by Megan Dreher & August Kissel
Assistant Editor & Editor
With Black History Month coming to a close, The Quadrangle examines the contributions of African-American Jaspers and those who fought for civil rights on-and off- campus.
Our story begins with Junius Kellogg, a Manhattan College student athlete, and who started his career at Manhattan in 1949 as a sophomore. He was the first African American athlete to receive a scholarship, and also held the record at that time for being the tallest basketball player on the team.
In his senior year, Kellogg was approached by former co-captain Hank Pope. Pope asked Kellogg to purposely shave points and miss passes in an effort to win a bet. Kellogg, who did not want to risk his scholarship, reported the incident to his coach who in return reported it to the administration. The police were then involved.
Kellogg cooperated with authorities and played terribly in the January 16 game against Depaul, having only scored four points the entire game. Pope was arrested.
After this scandal with Manhattan, other schools were suddenly being caught in the act of point shaving. This became known as the Point Shaving Scandal of 1951. Thanks to Kellogg’s honesty one of the largest scandals in college basketball’s history was exposed.
An editorial in a 1997-98 Men’s Basketball Magazine stated: “Following Kellogg’s act of courage, a scholarship was established to assist worthy African-American candidates who wished to attend Manhattan College. Manhattan thus became one of the first college in the east to offer scholarships exclusively for African-American students.”
The Quadrangle’s Response to the Murder of Emmett Till
Emmett Till was a young African American boy who was brutally murdered on Aug. 28, 1955 for reportedly flirting with a white woman. Till’s death and open casket funeral drew attention to a form of injustice that they nation was at the time enduring. On Oct. 19 1955 the Quadrangle published an anonymous letter as a reaction piece to his death.

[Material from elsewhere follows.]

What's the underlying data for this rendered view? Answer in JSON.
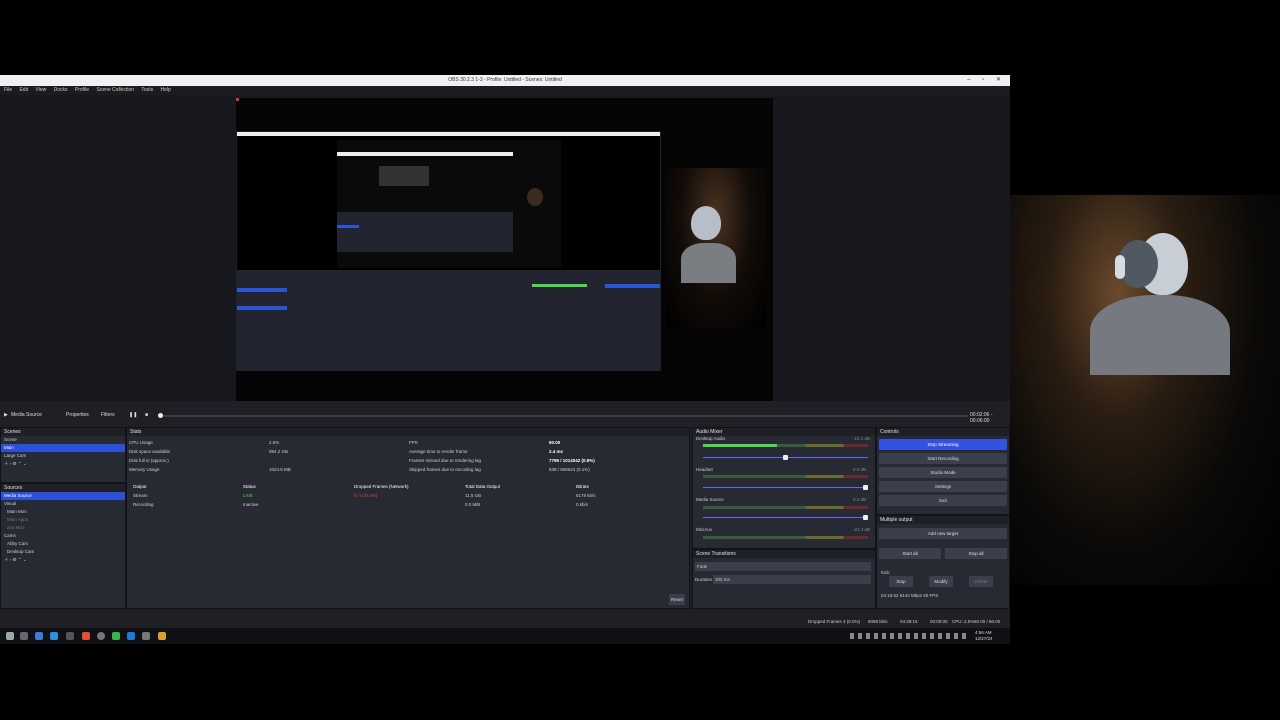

“But he was just a boy and he is dead now, and he was my brother and your brother too. And you didn’t kill him- but you let him die. You let him die, and now you’re forgetting him, just as you’ll forget others like him. You let him die when you didn’t fight to save him, not FROM death but IN life; when you didn’t save him from his slums and when you didn’t give him an education like your own. When you made him take the poorest seats in your buses and wouldn’t let him live in your neighborhood, when you made him a second-class citizen man. Now you’re willing to give him justice, but you were never willing to give him love,” The Quadrangle wrote.

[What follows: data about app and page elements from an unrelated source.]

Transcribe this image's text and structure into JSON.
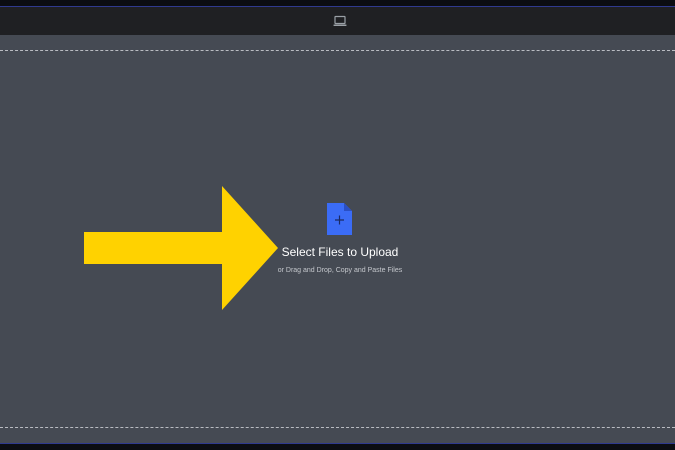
{
  "toolbar": {
    "device_icon": "laptop-icon"
  },
  "annotation": {
    "arrow_color": "#ffd200",
    "arrow_icon": "right-arrow"
  },
  "upload": {
    "title": "Select Files to Upload",
    "subtitle": "or Drag and Drop, Copy and Paste Files",
    "icon": "file-add-icon",
    "icon_color": "#3b6cf6"
  },
  "colors": {
    "canvas": "#454a53",
    "topbar": "#1f2023",
    "accent_line": "#2f3a8f"
  }
}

This chilling reaction published in The Quadrangle speaks volumes about how the college reacted as well as how they sympathized with those who were facing unjust treatment around the country.
An excerpt from an essay submitted anonymously to The Quadrangle after the 1955 murder of Emmett Till in Mississippi.
MEGAN DREHER/THE QUADRANGLE
MC Students Create an African American Publication “Brown Soap”
In 1969, a group of Manhattan College students came together to publish an African American publication.
“We propose. Let us speak to each other, define and examine our purpose, and where we find needs and possibilities respond with our convictions and creative energies. We are responsible for our education, we are responsible for the life that surrounds us, and especially responsible for this moment in history. It is this responsibility that compels us to articulate our feelings and thoughts and to act in whatever ways are available or must be made available. We celebrate the printed word trusting that it too will be made into Flesh. For the sake of giving birth and reality to an idea, a hope, and a plan (triplets) we must cooperate and assists each other. We can agree and disagree, we must act. Creation, life sign, Brown Soap.”
Brown Soap came together for only one publication. Though their presence on campus was defining in the fact that students felt that they had something they needed to share and that they were given a forum to do so on.
MC Faculty Hosts “Professional Career Opportunities Day for Blacks and Hispanics”
In 1982, the faculty of Manhattan College came together to host a “Professional Career Opportunities Day for Blacks and Hispanics.” This day was a panel discussion for local high school juniors and seniors and professionals, so that the students can become more comfortable with the idea of going to college.
After the discussion the students went to lunch in the dining hall and then went to a basketball game so that they could have a true college experience.
“Believed to be the first of it’s kind offered by higher education. These graduates’ familiarity with Manhattan College’s programs and campus life will give the students a distinctive advantage in planning their academic and career goals, ” said Brother William Batt, the director of admissions at the time.